EXTRACTED ENTRIES Block Start

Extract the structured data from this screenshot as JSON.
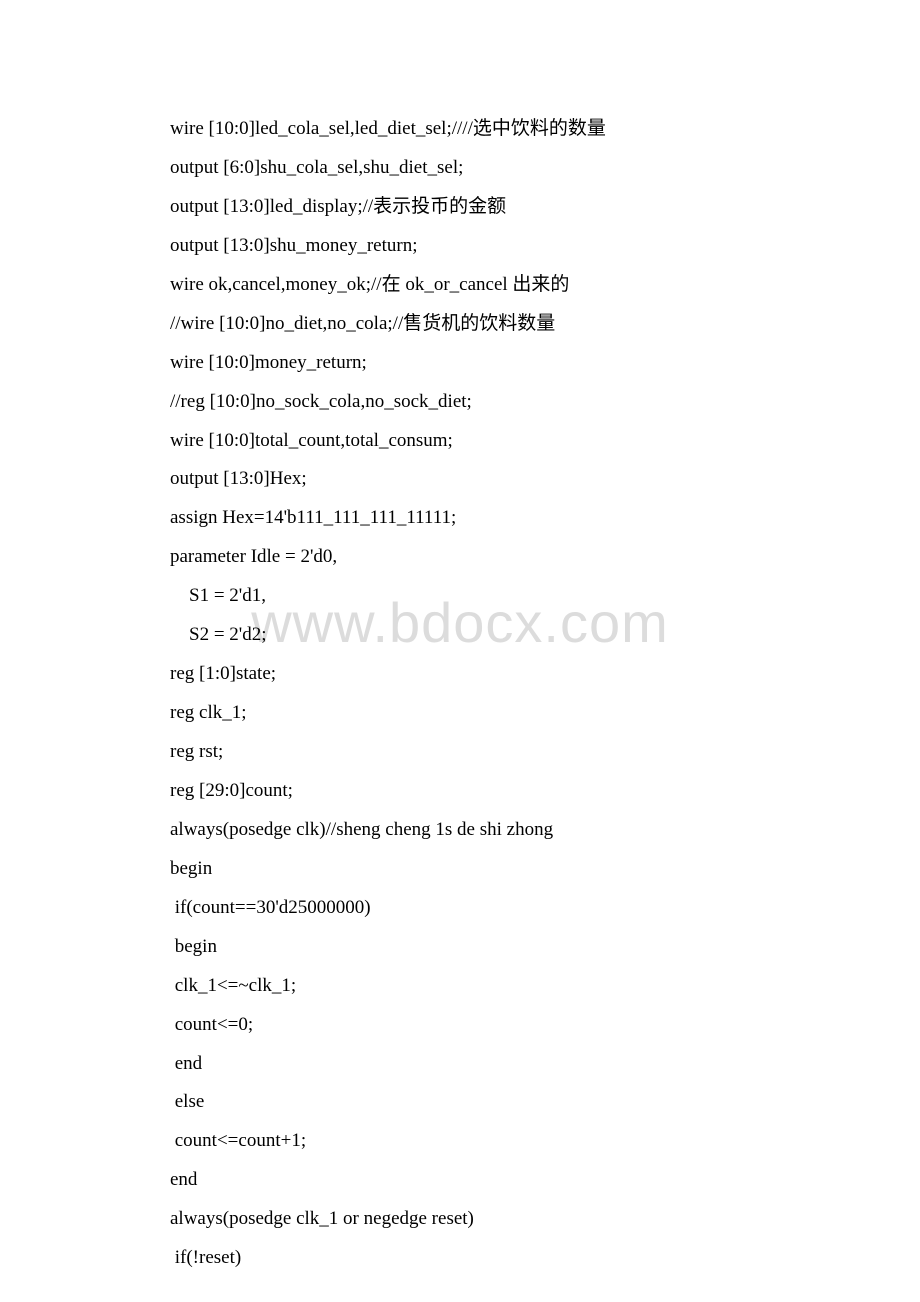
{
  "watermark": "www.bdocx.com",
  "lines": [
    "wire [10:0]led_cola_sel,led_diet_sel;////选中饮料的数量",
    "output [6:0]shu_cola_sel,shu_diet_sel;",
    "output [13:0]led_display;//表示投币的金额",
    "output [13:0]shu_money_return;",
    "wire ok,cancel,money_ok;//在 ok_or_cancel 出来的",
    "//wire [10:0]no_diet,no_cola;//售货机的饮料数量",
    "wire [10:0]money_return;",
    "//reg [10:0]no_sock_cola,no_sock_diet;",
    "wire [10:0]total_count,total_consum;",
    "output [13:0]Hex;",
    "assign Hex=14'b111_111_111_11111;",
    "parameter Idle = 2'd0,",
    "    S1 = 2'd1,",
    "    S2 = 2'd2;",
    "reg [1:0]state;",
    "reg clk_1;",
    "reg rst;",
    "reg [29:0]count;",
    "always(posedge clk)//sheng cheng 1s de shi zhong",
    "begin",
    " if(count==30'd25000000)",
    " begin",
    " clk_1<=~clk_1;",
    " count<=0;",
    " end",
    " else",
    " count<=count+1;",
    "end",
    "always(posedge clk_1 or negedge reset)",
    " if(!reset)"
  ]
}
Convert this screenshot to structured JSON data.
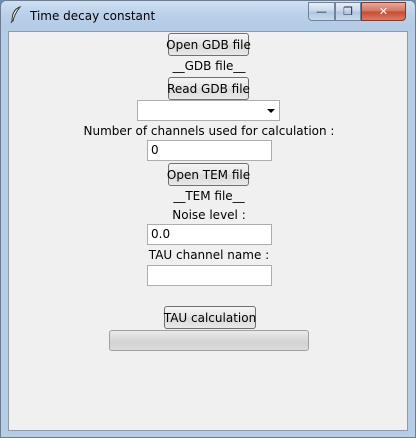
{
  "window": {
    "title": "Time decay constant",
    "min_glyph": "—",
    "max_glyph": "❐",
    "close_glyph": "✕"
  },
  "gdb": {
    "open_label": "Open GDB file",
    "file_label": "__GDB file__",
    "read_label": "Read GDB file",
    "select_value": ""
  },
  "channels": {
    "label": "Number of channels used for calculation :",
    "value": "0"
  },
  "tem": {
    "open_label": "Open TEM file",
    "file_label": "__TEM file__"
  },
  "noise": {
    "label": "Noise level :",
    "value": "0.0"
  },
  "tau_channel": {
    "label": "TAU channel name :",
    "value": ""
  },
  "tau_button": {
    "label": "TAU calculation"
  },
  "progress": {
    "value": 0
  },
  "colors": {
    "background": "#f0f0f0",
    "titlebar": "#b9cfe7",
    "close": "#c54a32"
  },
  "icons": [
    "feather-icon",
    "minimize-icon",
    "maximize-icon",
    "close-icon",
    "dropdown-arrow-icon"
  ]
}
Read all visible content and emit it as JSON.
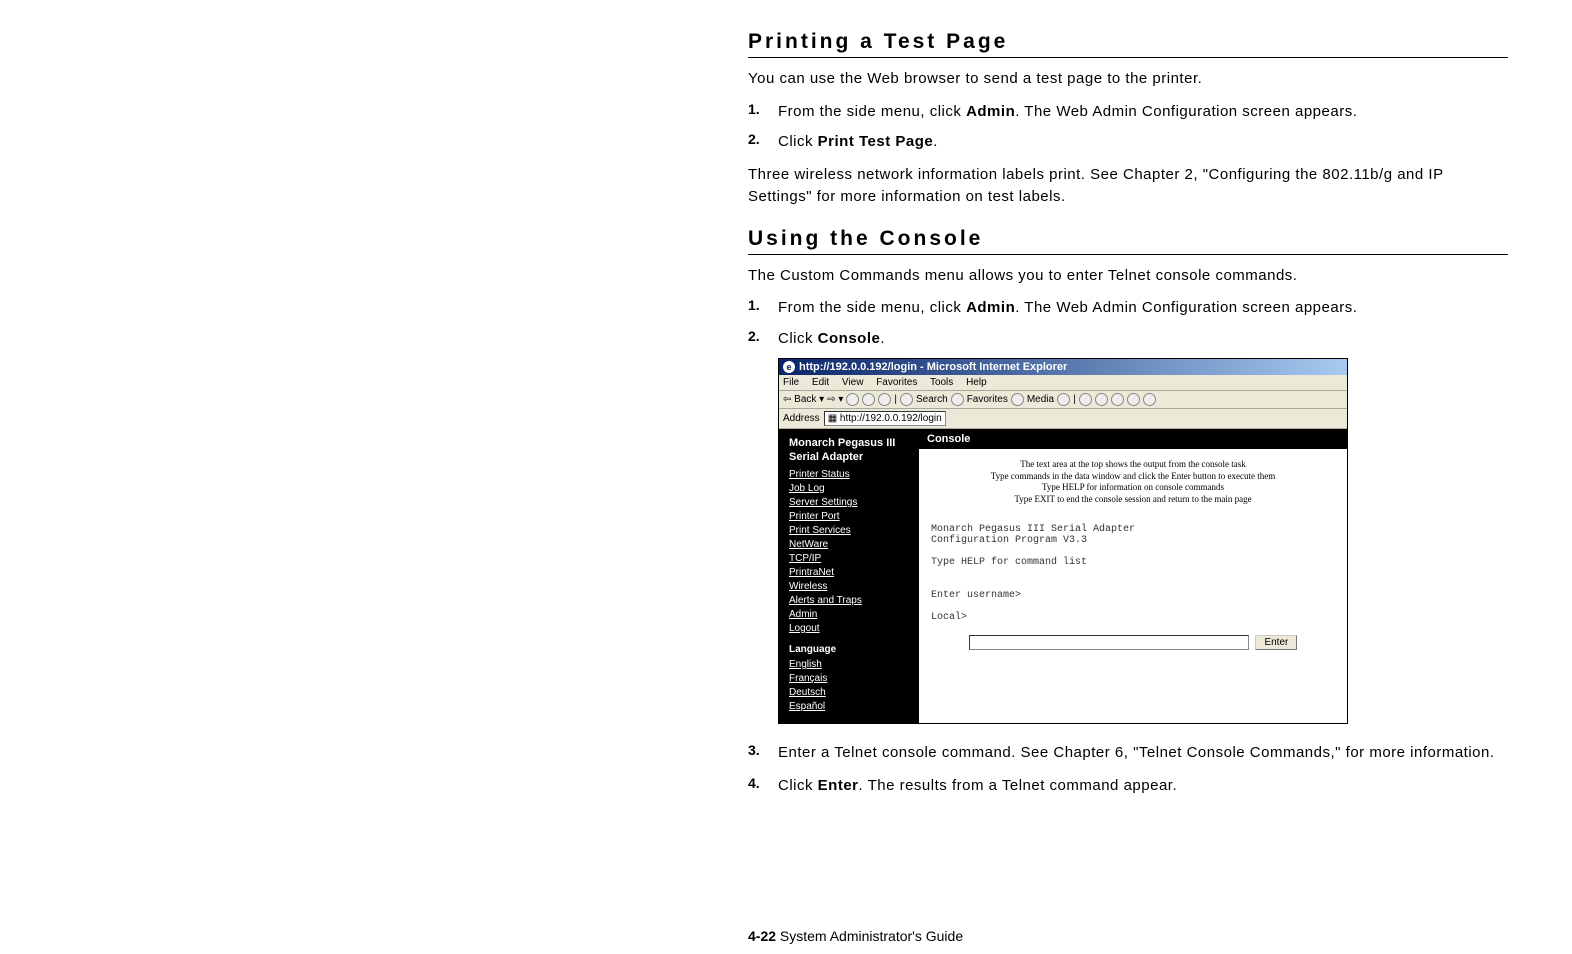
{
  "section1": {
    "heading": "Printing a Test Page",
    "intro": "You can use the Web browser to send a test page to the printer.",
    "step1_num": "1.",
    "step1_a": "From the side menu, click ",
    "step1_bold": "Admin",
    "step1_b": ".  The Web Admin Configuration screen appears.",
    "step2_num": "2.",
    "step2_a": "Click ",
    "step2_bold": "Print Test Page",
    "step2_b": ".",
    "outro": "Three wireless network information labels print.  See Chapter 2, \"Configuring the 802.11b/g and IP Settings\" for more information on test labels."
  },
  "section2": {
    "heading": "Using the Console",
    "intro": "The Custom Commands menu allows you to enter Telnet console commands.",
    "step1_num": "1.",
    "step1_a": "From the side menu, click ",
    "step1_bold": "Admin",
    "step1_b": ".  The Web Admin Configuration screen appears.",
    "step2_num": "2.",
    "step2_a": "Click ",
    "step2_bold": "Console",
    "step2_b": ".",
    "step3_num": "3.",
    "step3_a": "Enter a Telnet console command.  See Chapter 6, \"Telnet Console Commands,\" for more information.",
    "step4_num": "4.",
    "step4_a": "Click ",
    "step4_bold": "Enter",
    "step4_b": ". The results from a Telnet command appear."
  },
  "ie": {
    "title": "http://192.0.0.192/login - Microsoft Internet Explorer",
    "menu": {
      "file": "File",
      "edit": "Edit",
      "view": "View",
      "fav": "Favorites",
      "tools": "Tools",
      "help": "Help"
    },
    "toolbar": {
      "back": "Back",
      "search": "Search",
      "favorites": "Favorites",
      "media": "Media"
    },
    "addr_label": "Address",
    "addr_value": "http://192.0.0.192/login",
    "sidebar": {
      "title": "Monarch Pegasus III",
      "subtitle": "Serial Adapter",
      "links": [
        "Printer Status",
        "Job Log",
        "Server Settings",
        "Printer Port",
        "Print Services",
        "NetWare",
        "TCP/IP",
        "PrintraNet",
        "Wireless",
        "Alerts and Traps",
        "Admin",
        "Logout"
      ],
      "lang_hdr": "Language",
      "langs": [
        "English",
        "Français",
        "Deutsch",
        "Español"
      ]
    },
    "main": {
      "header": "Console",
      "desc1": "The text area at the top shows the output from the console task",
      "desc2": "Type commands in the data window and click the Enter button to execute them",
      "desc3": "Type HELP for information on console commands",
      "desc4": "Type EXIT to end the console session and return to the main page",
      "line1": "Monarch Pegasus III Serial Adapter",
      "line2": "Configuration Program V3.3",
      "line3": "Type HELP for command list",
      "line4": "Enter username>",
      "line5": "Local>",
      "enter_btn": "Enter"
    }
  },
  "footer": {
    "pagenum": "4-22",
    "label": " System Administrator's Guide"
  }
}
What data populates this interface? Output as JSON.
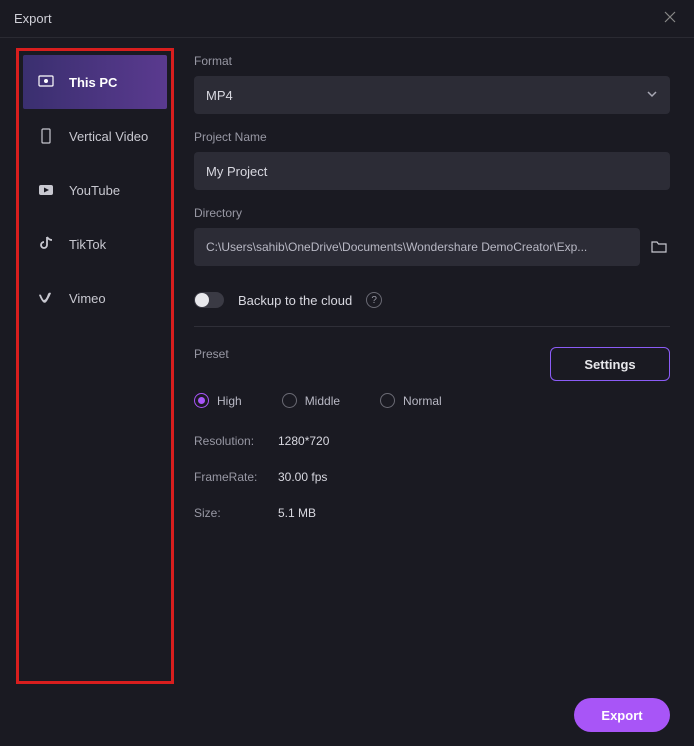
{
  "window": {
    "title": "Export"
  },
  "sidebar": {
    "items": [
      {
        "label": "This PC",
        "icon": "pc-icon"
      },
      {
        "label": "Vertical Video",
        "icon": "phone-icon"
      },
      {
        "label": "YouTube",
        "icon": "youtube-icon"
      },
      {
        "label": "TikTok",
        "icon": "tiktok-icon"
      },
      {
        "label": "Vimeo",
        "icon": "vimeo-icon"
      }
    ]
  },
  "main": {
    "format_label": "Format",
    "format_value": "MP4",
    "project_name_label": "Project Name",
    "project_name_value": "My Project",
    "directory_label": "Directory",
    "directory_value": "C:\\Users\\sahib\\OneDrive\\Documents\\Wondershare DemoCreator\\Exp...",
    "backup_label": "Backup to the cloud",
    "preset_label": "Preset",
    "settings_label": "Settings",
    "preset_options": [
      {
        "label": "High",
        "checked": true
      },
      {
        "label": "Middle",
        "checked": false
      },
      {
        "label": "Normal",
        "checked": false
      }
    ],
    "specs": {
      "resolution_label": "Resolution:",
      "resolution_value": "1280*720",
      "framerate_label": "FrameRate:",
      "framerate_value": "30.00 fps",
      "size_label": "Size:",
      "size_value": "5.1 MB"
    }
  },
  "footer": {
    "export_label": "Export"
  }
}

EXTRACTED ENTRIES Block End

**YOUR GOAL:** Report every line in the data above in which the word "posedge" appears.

**EXERCISE RESPONSE:**
    "always(posedge clk)//sheng cheng 1s de shi zhong",
    "always(posedge clk_1 or negedge reset)",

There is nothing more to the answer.